This content discusses the influence of political propaganda on public opinion. It highlights ten ways in which propaganda tactics are used to shape public perception, including emotional appeals, repetition of messages, manipulation of language, selective presentation of information, creation of enemy images, use of endorsements and celebrity influence, visual manipulation, dissemination via mass media, deception and misinformation, and control of public discourse. The content emphasizes the importance of being aware of these tactics in order to critically evaluate information and maintain an informed and independent perspective.
10 Ways Political Propaganda Influences Public Opinion
Political propaganda is a powerful tool used by governments, politicians, and interest groups to shape public opinion and garner support for their agendas. Its techniques can be subtle or overt, but their impact can often be far-reaching. In this article, we explore ten ways in which political propaganda influences public opinion.
1. Emotional Appeals and Manipulation
Political propaganda often employs emotional appeals that aim to evoke strong emotions, such as fear, anger, or patriotism. By framing issues in a way that triggers emotional responses, propagandists can sway public opinion and rally support.
2. Repetition and Simple Messaging
Repetition is a key strategy in political propaganda. By consistently reinforcing a specific message or slogan, propagandists can instill it into the public’s consciousness. Simple messaging is used to ensure that the message is easily digestible and memorable.
3. Manipulation of Language
Political propaganda frequently engages in the manipulation of language. It can use loaded terms, employ euphemisms, or twist semantics to influence public opinion. The way an issue is framed can significantly impact how it is perceived.

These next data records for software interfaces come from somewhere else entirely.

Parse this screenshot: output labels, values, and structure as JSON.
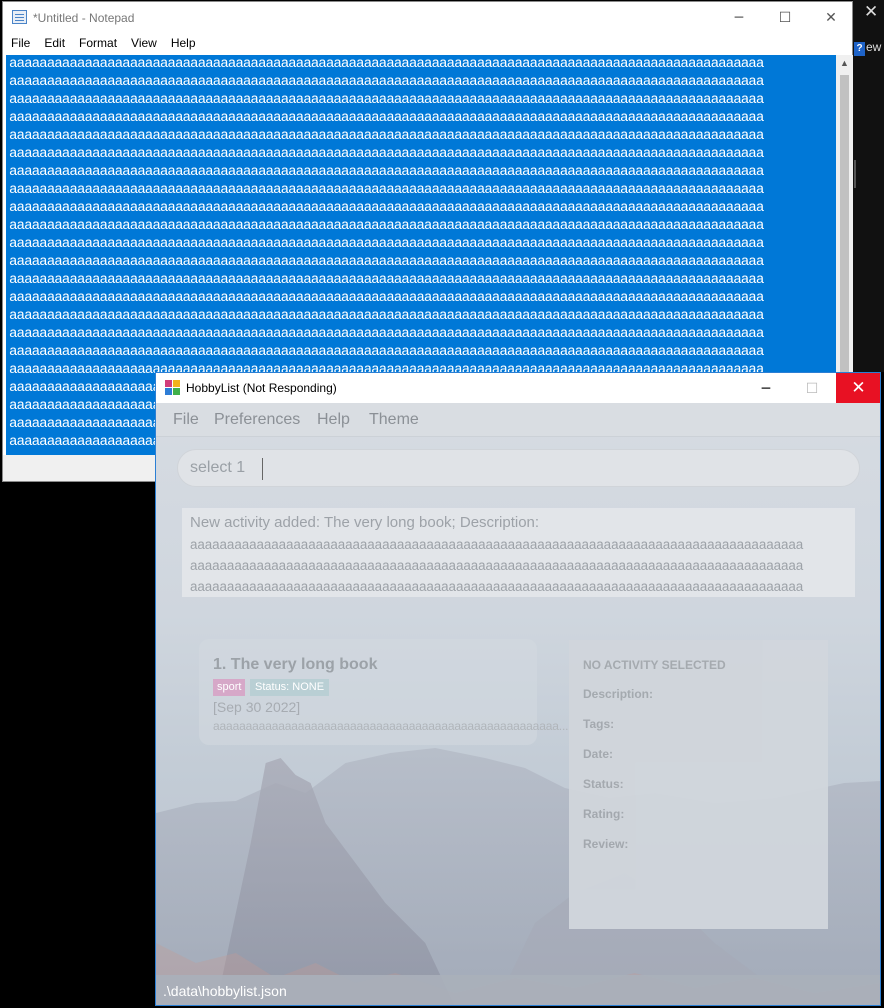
{
  "desktop": {
    "close_glyph": "✕",
    "help_glyph": "?",
    "partial_text": "ew"
  },
  "notepad": {
    "title": "*Untitled - Notepad",
    "menu": [
      "File",
      "Edit",
      "Format",
      "View",
      "Help"
    ],
    "line_text": "aaaaaaaaaaaaaaaaaaaaaaaaaaaaaaaaaaaaaaaaaaaaaaaaaaaaaaaaaaaaaaaaaaaaaaaaaaaaaaaaaaaaaaaaaaaaaaaaaaaa",
    "line_count": 22,
    "selection_color": "#0078d7"
  },
  "hobbylist": {
    "title": "HobbyList (Not Responding)",
    "menu": [
      "File",
      "Preferences",
      "Help",
      "Theme"
    ],
    "command_value": "select 1",
    "result": {
      "heading": "New activity added: The very long book; Description:",
      "lines": [
        "aaaaaaaaaaaaaaaaaaaaaaaaaaaaaaaaaaaaaaaaaaaaaaaaaaaaaaaaaaaaaaaaaaaaaaaaaaaaaaaaaaa",
        "aaaaaaaaaaaaaaaaaaaaaaaaaaaaaaaaaaaaaaaaaaaaaaaaaaaaaaaaaaaaaaaaaaaaaaaaaaaaaaaaaaa",
        "aaaaaaaaaaaaaaaaaaaaaaaaaaaaaaaaaaaaaaaaaaaaaaaaaaaaaaaaaaaaaaaaaaaaaaaaaaaaaaaaaaa"
      ]
    },
    "activity": {
      "name": "1.  The very long book",
      "tag": "sport",
      "status": "Status: NONE",
      "date": "[Sep 30 2022]",
      "description": "aaaaaaaaaaaaaaaaaaaaaaaaaaaaaaaaaaaaaaaaaaaaaaaaaaaaa..."
    },
    "detail": {
      "heading": "NO ACTIVITY SELECTED",
      "description": "Description:",
      "tags": "Tags:",
      "date": "Date:",
      "status": "Status:",
      "rating": "Rating:",
      "review": "Review:"
    },
    "status_path": ".\\data\\hobbylist.json",
    "colors": {
      "close": "#e81123",
      "tag": "#d6a8c8",
      "status_badge": "#b9cfd4"
    }
  }
}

4. Selective Presentation of Information
Propagandists often present information selectively to promote a particular viewpoint while omitting or downplaying conflicting evidence. By controlling the flow of information, they can shape the narrative to their advantage.
5. Creation of Enemy Images

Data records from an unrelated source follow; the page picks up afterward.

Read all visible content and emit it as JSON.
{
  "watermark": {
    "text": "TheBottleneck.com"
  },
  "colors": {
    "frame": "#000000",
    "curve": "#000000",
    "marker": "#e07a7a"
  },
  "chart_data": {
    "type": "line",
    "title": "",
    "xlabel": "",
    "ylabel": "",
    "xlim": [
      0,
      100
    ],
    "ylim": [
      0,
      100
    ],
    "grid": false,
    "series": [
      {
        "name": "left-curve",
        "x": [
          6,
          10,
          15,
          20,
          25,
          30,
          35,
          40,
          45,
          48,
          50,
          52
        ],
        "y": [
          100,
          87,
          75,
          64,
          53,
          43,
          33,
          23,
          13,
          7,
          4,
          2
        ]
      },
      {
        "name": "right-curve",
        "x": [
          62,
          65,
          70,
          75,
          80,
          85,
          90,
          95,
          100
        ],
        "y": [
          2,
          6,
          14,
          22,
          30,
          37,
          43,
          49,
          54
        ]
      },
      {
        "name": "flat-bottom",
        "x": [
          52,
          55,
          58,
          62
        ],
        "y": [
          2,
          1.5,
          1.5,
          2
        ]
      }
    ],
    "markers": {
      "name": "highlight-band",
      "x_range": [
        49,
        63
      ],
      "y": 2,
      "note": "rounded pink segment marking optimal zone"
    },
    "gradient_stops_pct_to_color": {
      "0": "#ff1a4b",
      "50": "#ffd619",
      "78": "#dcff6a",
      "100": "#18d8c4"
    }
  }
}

Political propaganda frequently demonizes opponents or creates negative stereotypes about certain groups or individuals. By portraying them as enemies, propagandists seek to rally support and create a sense of unity among their own followers.
6. Use of Endorsements and Celebrity Influence
Political propaganda will often leverage the power of endorsements and celebrity influence to gain credibility and sway public opinion. By associating their cause with respected figures, propagandists aim to transfer trust and authority to their own message.
7. Visual Manipulation
Propagandists employ visual manipulation techniques to shape public opinion. This can include carefully selecting images, altering photographs or videos, and using symbols or colors associated with specific emotions or ideologies.
8. Dissemination via Mass Media
Political propaganda utilizes mass media channels, such as television, radio, and social media, to disseminate its messages widely. By controlling the narrative in these outlets, propagandists can reach and influence a large portion of the public.
9. Deception and Misinformation
Propagandists often rely on deception and misinformation to manipulate public opinion. This can involve spreading false or misleading information, twisting facts, or presenting biased narratives as objective truth.
10. Control of Public Discourse
One of the most significant impacts of political propaganda is its ability to control public discourse. By setting the terms of debate and limiting alternative perspectives, propagandists can steer public opinion in a particular direction while marginalizing opposing views.
In conclusion, political propaganda is a powerful force that shapes public opinion in numerous ways. From emotional appeals and manipulation to the control of public discourse, its techniques can influence individuals and entire populations. Being aware of these tactics is crucial in order to critically evaluate information, challenge biases, and maintain an informed and independent perspective.